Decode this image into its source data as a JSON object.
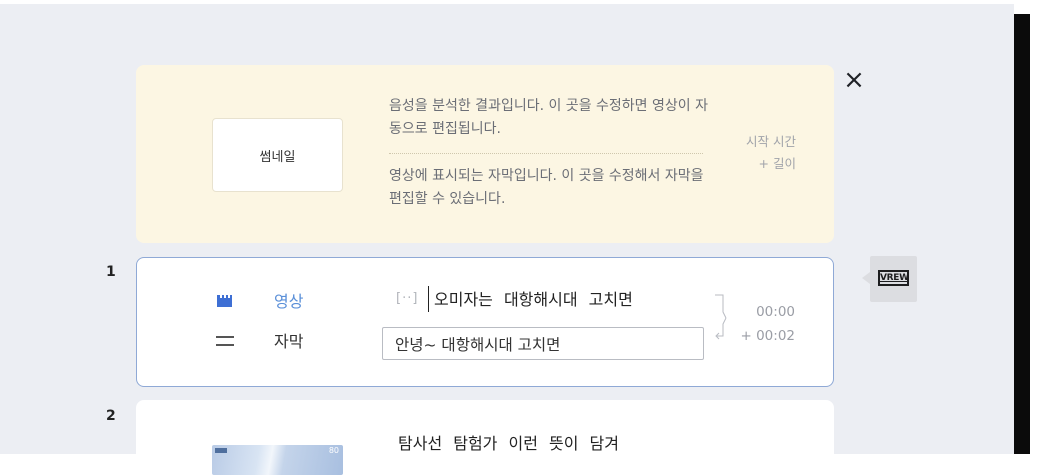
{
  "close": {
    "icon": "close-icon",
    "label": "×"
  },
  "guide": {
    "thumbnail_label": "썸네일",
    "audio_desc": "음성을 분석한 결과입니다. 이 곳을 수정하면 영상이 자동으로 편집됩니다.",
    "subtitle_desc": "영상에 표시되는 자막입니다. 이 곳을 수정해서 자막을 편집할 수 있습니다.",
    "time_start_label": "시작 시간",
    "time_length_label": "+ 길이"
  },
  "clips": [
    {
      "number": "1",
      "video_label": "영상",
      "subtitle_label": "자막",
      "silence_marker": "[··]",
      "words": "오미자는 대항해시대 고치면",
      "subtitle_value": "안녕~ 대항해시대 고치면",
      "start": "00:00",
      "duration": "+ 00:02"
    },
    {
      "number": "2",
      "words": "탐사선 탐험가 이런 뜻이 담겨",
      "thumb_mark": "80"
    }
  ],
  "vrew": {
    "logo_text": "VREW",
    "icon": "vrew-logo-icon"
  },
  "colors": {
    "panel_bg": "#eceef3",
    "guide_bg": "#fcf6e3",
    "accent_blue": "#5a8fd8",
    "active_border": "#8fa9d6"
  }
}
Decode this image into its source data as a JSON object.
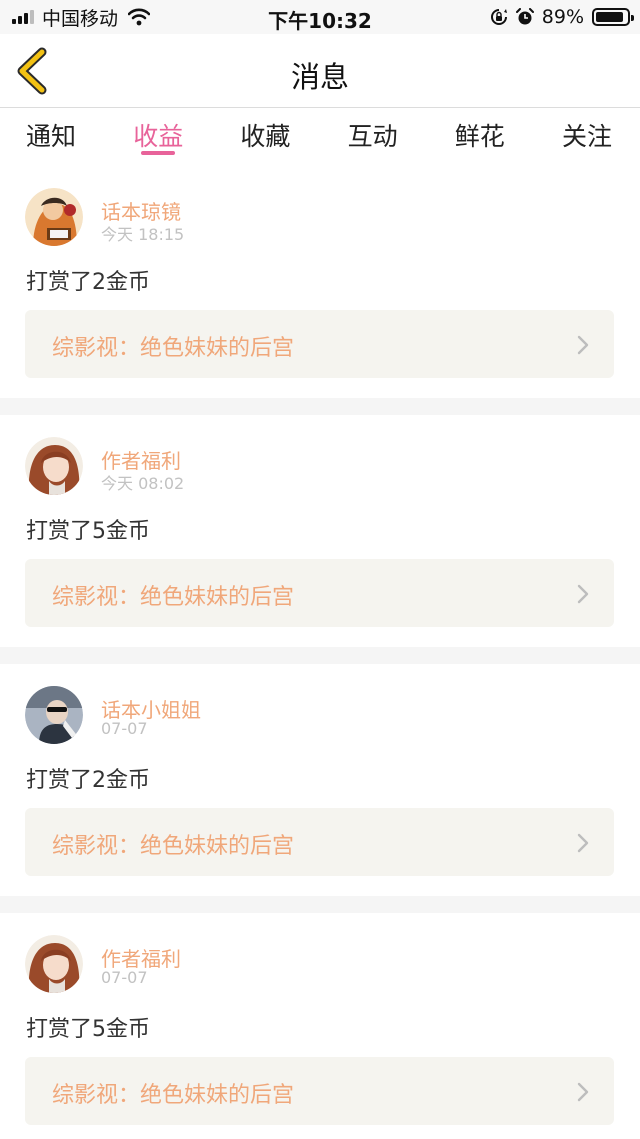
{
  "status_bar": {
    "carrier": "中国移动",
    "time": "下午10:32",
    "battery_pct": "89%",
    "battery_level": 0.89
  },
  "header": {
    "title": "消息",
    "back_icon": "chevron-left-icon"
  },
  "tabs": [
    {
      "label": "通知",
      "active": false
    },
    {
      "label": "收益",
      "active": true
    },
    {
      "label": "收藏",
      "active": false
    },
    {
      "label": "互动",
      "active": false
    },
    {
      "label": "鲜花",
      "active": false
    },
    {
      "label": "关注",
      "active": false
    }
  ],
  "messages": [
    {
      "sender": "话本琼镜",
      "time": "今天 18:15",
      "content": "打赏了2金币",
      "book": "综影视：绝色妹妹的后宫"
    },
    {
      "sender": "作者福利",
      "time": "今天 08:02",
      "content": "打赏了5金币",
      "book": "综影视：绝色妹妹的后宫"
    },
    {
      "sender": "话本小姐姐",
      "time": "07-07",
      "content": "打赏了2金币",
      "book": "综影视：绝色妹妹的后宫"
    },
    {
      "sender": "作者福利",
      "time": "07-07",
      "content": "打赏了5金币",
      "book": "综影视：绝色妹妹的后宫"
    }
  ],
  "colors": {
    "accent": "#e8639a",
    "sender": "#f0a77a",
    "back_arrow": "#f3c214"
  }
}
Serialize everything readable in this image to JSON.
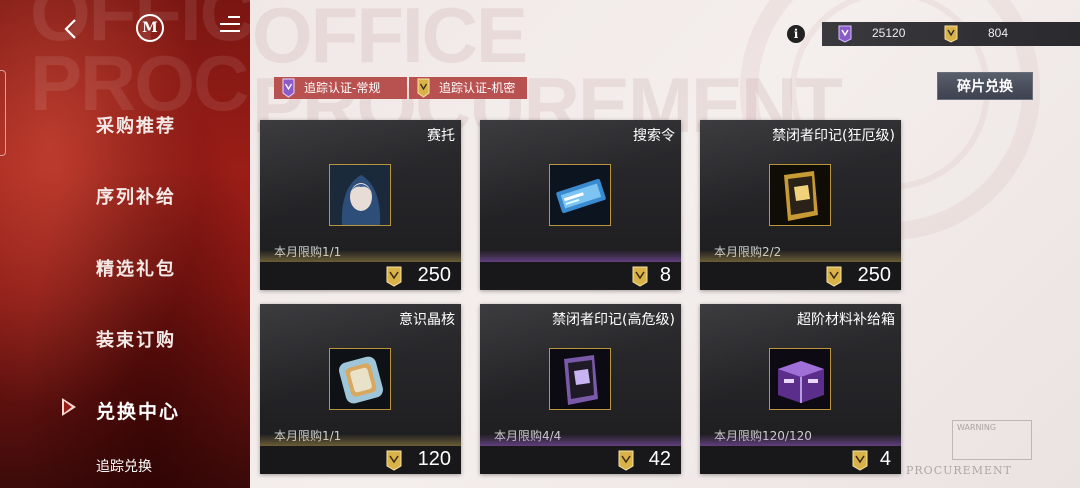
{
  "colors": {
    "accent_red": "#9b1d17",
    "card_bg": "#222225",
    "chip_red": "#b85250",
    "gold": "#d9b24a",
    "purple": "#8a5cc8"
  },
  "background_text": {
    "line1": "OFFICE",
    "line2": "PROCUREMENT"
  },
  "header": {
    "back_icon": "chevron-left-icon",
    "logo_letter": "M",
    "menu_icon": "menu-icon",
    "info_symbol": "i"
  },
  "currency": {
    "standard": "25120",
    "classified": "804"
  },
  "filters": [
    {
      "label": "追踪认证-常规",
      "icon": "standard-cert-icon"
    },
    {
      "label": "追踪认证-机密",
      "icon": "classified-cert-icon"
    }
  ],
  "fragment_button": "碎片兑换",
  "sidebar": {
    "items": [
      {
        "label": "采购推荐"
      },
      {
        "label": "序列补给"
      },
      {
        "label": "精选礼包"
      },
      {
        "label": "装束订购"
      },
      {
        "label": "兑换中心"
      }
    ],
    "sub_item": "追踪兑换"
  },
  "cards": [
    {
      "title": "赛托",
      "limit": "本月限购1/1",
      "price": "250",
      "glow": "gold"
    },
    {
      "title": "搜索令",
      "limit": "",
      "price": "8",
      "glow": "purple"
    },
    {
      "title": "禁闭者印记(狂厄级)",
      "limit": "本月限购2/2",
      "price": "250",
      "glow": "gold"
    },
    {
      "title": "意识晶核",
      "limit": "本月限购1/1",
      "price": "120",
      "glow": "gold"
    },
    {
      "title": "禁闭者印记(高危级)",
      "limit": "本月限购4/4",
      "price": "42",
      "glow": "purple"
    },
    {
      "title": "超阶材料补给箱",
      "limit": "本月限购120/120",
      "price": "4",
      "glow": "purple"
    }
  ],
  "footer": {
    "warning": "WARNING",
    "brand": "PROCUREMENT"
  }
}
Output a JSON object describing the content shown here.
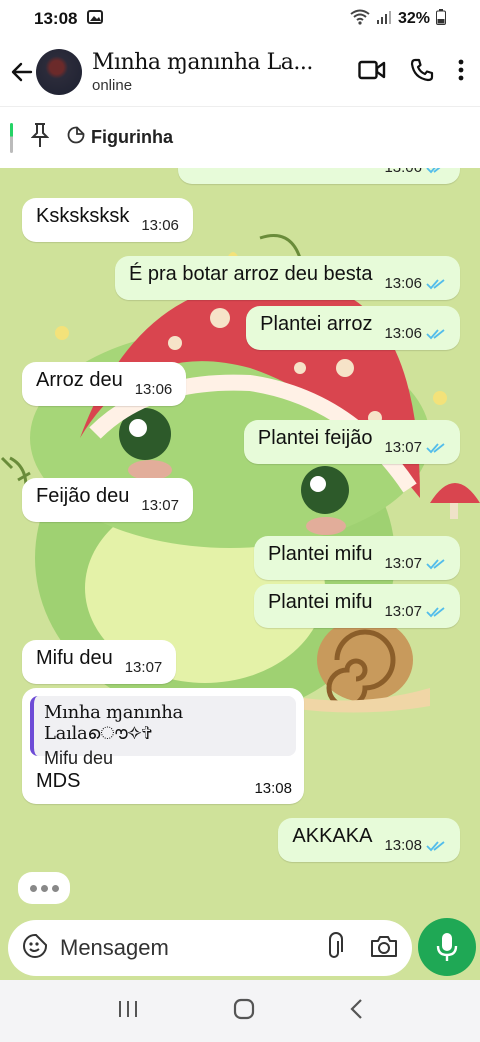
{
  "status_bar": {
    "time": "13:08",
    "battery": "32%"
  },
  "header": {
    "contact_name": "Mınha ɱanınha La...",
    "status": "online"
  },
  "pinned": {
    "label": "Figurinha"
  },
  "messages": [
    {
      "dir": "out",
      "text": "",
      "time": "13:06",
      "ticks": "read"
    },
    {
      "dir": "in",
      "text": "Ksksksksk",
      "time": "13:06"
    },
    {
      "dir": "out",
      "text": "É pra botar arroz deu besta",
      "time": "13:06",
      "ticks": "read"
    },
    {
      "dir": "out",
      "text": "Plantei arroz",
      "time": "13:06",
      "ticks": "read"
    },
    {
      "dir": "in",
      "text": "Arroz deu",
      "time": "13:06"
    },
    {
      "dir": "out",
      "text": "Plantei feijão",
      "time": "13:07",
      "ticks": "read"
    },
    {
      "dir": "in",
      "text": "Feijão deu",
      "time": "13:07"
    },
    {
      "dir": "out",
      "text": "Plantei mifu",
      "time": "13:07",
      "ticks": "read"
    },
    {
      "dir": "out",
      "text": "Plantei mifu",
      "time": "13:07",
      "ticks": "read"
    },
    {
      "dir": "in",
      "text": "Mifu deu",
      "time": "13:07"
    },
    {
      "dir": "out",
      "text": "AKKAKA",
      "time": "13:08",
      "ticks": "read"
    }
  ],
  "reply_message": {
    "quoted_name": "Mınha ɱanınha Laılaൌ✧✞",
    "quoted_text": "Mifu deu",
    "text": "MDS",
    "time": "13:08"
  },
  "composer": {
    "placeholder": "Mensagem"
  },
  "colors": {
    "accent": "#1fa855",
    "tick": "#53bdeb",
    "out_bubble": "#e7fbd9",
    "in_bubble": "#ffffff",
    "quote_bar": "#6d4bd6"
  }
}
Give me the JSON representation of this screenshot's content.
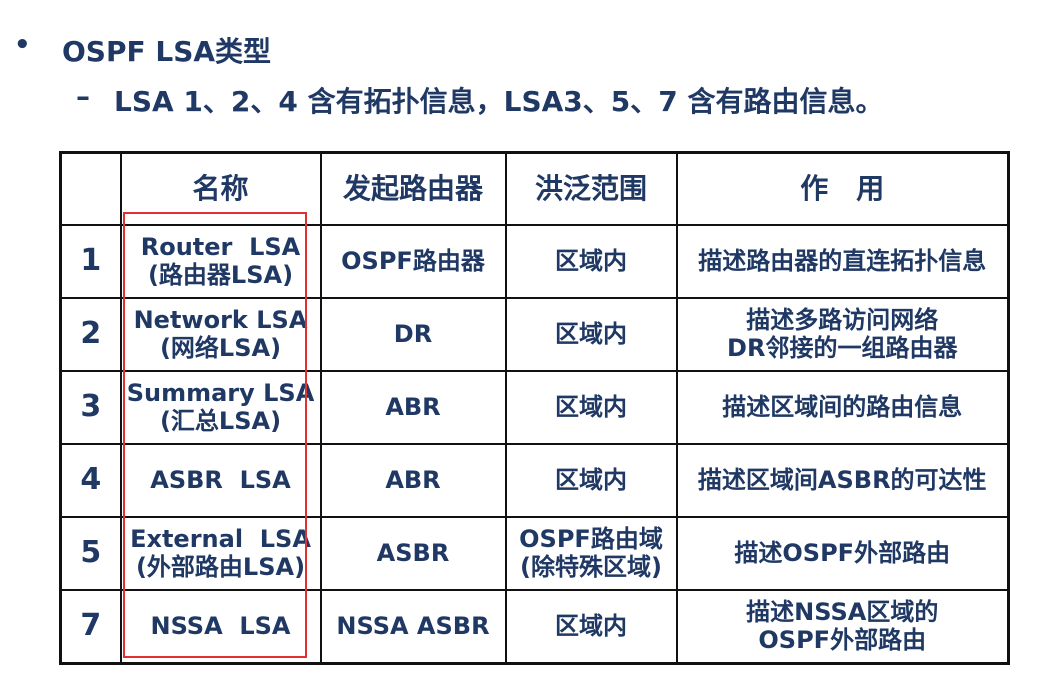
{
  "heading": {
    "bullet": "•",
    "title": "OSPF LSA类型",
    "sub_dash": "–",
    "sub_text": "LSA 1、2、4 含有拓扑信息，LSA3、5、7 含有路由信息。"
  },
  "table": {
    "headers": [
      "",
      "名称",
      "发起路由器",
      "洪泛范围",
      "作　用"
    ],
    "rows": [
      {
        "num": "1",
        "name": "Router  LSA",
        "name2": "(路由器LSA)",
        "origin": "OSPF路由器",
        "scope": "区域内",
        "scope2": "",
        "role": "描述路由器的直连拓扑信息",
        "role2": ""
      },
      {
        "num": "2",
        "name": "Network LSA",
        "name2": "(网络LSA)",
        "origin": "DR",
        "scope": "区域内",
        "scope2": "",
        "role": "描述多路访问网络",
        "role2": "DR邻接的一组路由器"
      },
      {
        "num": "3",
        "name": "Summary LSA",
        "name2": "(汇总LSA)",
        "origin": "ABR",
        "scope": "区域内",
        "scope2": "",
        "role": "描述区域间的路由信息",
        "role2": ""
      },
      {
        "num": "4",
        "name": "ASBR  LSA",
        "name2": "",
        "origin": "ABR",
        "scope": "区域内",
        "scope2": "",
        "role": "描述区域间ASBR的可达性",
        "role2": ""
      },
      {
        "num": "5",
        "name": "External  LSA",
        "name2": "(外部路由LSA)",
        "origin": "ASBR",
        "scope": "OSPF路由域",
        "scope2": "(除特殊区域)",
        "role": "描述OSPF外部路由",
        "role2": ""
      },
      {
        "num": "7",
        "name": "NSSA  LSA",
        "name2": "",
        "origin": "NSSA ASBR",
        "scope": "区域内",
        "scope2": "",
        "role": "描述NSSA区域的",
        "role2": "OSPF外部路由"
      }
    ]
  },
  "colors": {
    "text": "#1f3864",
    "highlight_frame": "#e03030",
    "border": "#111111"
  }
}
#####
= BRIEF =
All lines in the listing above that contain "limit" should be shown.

= ANSWER TO THIS EXERCISE =
      "limit": "本月限购1/1",
      "limit": "",
      "limit": "本月限购2/2",
      "limit": "本月限购1/1",
      "limit": "本月限购4/4",
      "limit": "本月限购120/120",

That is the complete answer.